My kids have long begged for a dog, but because he is a reluctant animal person, my husband has resisted the idea for several years. Now that our kids are getting older and accepting more responsibilities, we recently revisited the topic and surprised them with a jumping, licking, nipping chocolate Labrador.
After the initial love affair abated, reality has set in and we have become intimately acquainted with the often arduous tasks associated with dog ownership. My husband will complain that he is the only one who has the pleasure of picking up after the puppy’s elimination (he only has the morning shift), and the kids are tiring of the dog’s rambunctious escapades while they try to eat breakfast in peace. I never realized just how much exercise one hyper, wiry four-legged creature requires. Skipping a walk is just not a possibility with a dog living under your roof.
The Perils of Owning a Dog
We have quickly learned that leaving Legos on the floor is no longer an option. Reminiscent of toddler days, all chokeable items must be out of the “baby’s” reach. A puppy is another growing mouth to feed. While he doesn’t require three square meals, the dog does eat a rather expensive, high-quality, grain-free dog food twice a day. The mess from two children pales in comparison to the destruction the dog can do in minutes upon returning from outside. Muddy paws, slobbery jaws, and puppy teething tactics have turned my living room into a canine warzone.
The Fitness Perks of Dog Ownership
It goes without saying that my kids are learning the responsibility of helping care for another living creature. Despite the amount of work my husband and I have to invest in the dog daily, we strongly feel we are giving our children the gift of animal companionship and compassion, and the kids help out with feedings and taking the dog out to go potty.
Our now fifty pound bouncing fur ball of commotion demands exercise; he will not be denied his leash. The puppy is intolerable to be around—barking, nipping, and chewing— if he doesn’t run several times daily. The kids and I have been forced to take several breaks from our homeschool routine to periodically run him through our development (this has actually increased their attention and performance academically). Sometimes they will ride their bikes while I run the dog behind them. Other times, the kids chase after the dog on foot. On weekends, my husband scoots along on a skateboard while the dog runs at his side, and the kids pedal scooters or Ripstiks.

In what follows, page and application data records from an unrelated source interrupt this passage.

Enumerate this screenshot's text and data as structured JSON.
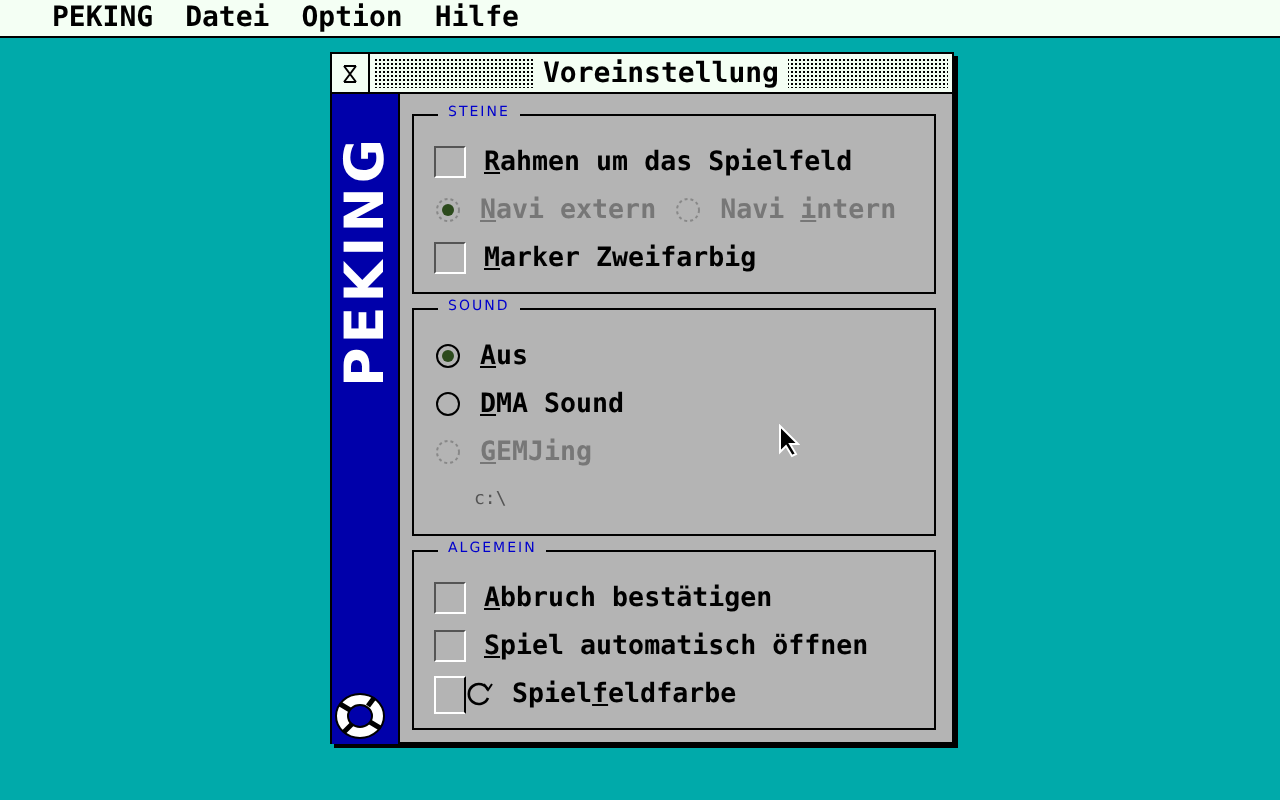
{
  "menu_bar": [
    {
      "label": "PEKING"
    },
    {
      "label": "Datei"
    },
    {
      "label": "Option"
    },
    {
      "label": "Hilfe"
    }
  ],
  "window": {
    "title": "Voreinstellung",
    "sidebar_label": "PEKING"
  },
  "groups": [
    {
      "title": "STEINE",
      "rows": [
        {
          "items": [
            {
              "kind": "checkbox",
              "key": "R",
              "after": "ahmen um das Spielfeld",
              "checked": false,
              "disabled": false
            }
          ]
        },
        {
          "items": [
            {
              "kind": "radio",
              "key": "N",
              "after": "avi extern",
              "selected": true,
              "disabled": true
            },
            {
              "kind": "radio",
              "before": "Navi ",
              "key": "i",
              "after": "ntern",
              "selected": false,
              "disabled": true
            }
          ]
        },
        {
          "items": [
            {
              "kind": "checkbox",
              "key": "M",
              "after": "arker Zweifarbig",
              "checked": false,
              "disabled": false
            }
          ]
        }
      ]
    },
    {
      "title": "SOUND",
      "rows": [
        {
          "items": [
            {
              "kind": "radio",
              "key": "A",
              "after": "us",
              "selected": true,
              "disabled": false
            }
          ]
        },
        {
          "items": [
            {
              "kind": "radio",
              "key": "D",
              "after": "MA Sound",
              "selected": false,
              "disabled": false
            }
          ]
        },
        {
          "items": [
            {
              "kind": "radio",
              "key": "G",
              "after": "EMJing",
              "selected": false,
              "disabled": true
            }
          ]
        },
        {
          "items": [
            {
              "kind": "path",
              "before": "c:\\",
              "disabled": true
            }
          ]
        }
      ]
    },
    {
      "title": "ALGEMEIN",
      "rows": [
        {
          "items": [
            {
              "kind": "checkbox",
              "key": "A",
              "after": "bbruch bestätigen",
              "checked": false,
              "disabled": false
            }
          ]
        },
        {
          "items": [
            {
              "kind": "checkbox",
              "key": "S",
              "after": "piel automatisch öffnen",
              "checked": false,
              "disabled": false
            }
          ]
        },
        {
          "items": [
            {
              "kind": "color",
              "before": "Spiel",
              "key": "f",
              "after": "eldfarbe",
              "disabled": false
            }
          ]
        }
      ]
    }
  ]
}
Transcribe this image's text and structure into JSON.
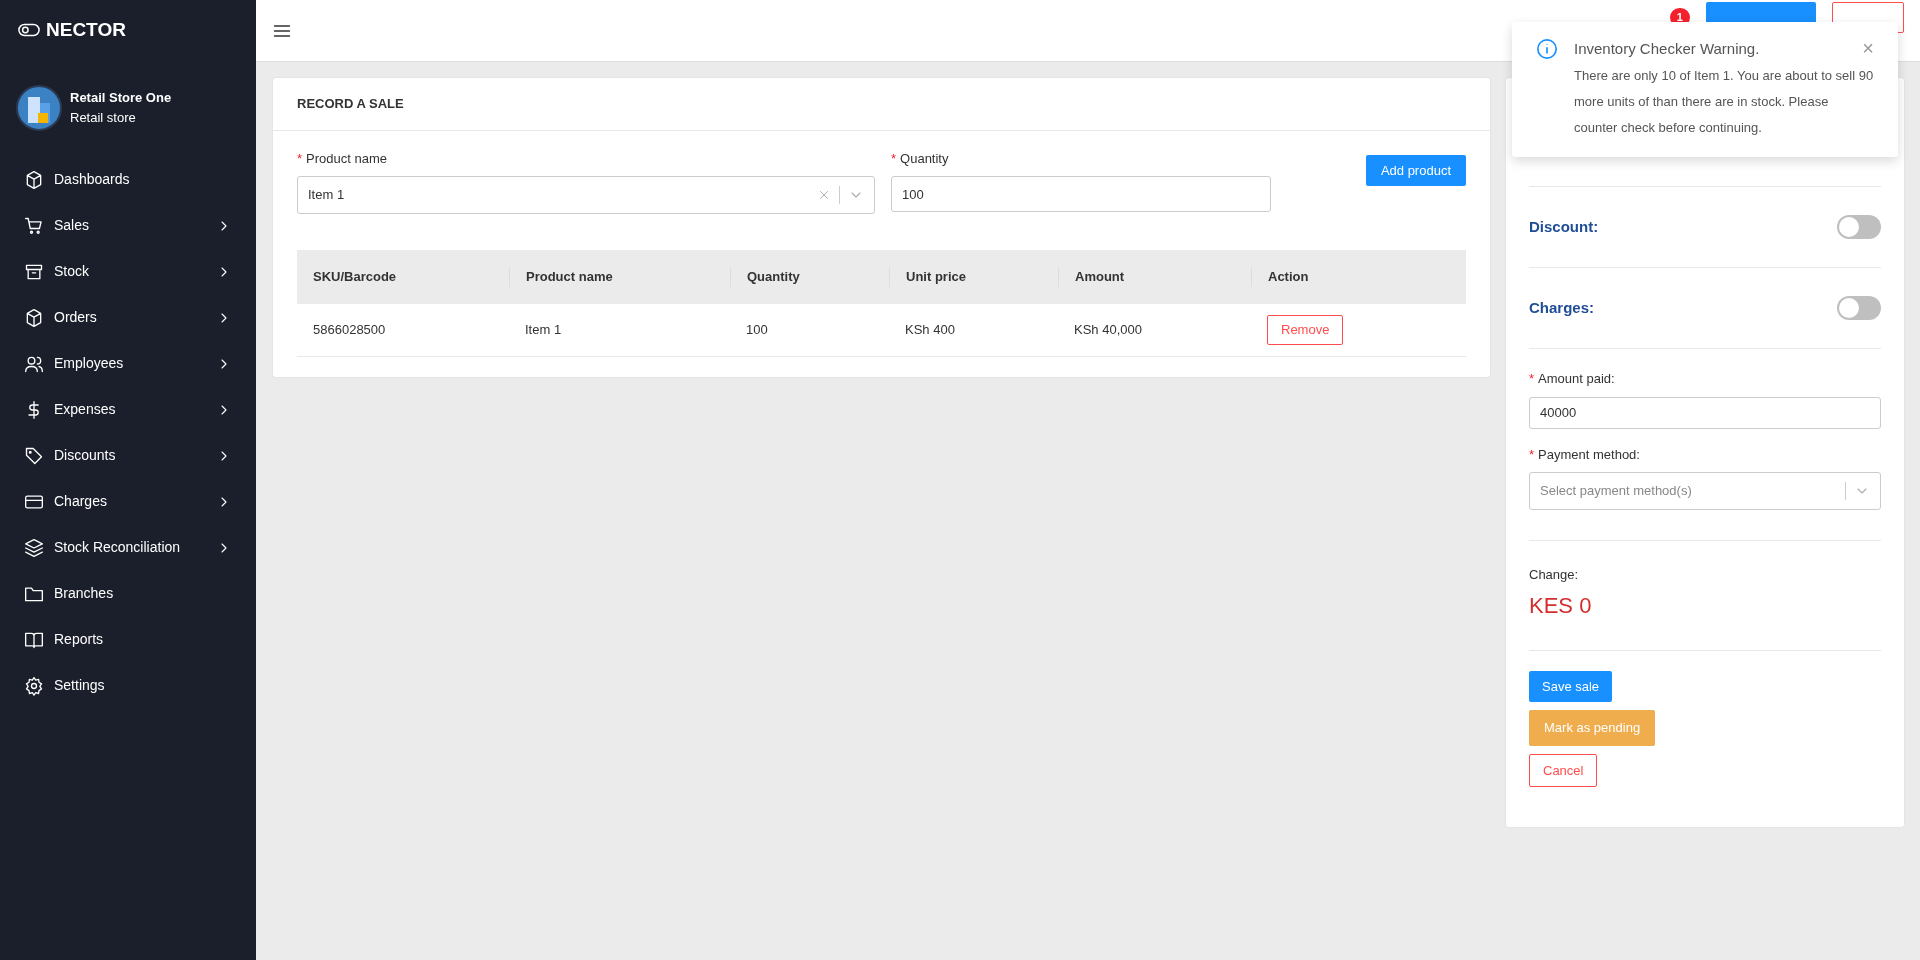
{
  "brand": "NECTOR",
  "store": {
    "name": "Retail Store One",
    "type": "Retail store"
  },
  "sidebar": {
    "items": [
      {
        "label": "Dashboards",
        "expandable": false
      },
      {
        "label": "Sales",
        "expandable": true
      },
      {
        "label": "Stock",
        "expandable": true
      },
      {
        "label": "Orders",
        "expandable": true
      },
      {
        "label": "Employees",
        "expandable": true
      },
      {
        "label": "Expenses",
        "expandable": true
      },
      {
        "label": "Discounts",
        "expandable": true
      },
      {
        "label": "Charges",
        "expandable": true
      },
      {
        "label": "Stock Reconciliation",
        "expandable": true
      },
      {
        "label": "Branches",
        "expandable": false
      },
      {
        "label": "Reports",
        "expandable": false
      },
      {
        "label": "Settings",
        "expandable": false
      }
    ]
  },
  "header": {
    "notification_count": "1"
  },
  "record_sale": {
    "title": "RECORD A SALE",
    "product_field": {
      "required_mark": "*",
      "label": "Product name",
      "value": "Item 1"
    },
    "quantity_field": {
      "required_mark": "*",
      "label": "Quantity",
      "value": "100"
    },
    "add_button": "Add product",
    "table": {
      "columns": [
        "SKU/Barcode",
        "Product name",
        "Quantity",
        "Unit price",
        "Amount",
        "Action"
      ],
      "rows": [
        {
          "cells": [
            "5866028500",
            "Item 1",
            "100",
            "KSh 400",
            "KSh 40,000"
          ],
          "action": "Remove"
        }
      ]
    }
  },
  "summary": {
    "toggles": [
      {
        "label": "Discount:",
        "on": false
      },
      {
        "label": "Charges:",
        "on": false
      }
    ],
    "amount_paid": {
      "required_mark": "*",
      "label": "Amount paid:",
      "value": "40000"
    },
    "payment_method": {
      "required_mark": "*",
      "label": "Payment method:",
      "placeholder": "Select payment method(s)"
    },
    "change_label": "Change:",
    "change_value": "KES 0",
    "buttons": [
      {
        "label": "Save sale",
        "kind": "primary"
      },
      {
        "label": "Mark as pending",
        "kind": "warning"
      },
      {
        "label": "Cancel",
        "kind": "danger"
      }
    ]
  },
  "toast": {
    "title": "Inventory Checker Warning.",
    "message": "There are only 10 of Item 1. You are about to sell 90 more units of than there are in stock. Please counter check before continuing.",
    "close": "×"
  }
}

All around, doggy ownership has increased our already high activity level to heights we never imagined. This has been a wonderful bonus. While not all dogs are excessively energetic requiring high intensity exercise, most breeds thrive with brisk walking daily. If you have the time to devote to a dog, exercising the new addition to your family will benefit both you and your four-legged training partner.
We were warned that Labradors are a high energy breed, and now we are certain we have acquired the ultra endurance model. I have always considered our family exceptionally physically active, but with the addition of a dog to the family, we are redefining what “active” constitutes. Can a dog help increase your fitness level? I do believe mine has been taken to a different dimension. What is your experience?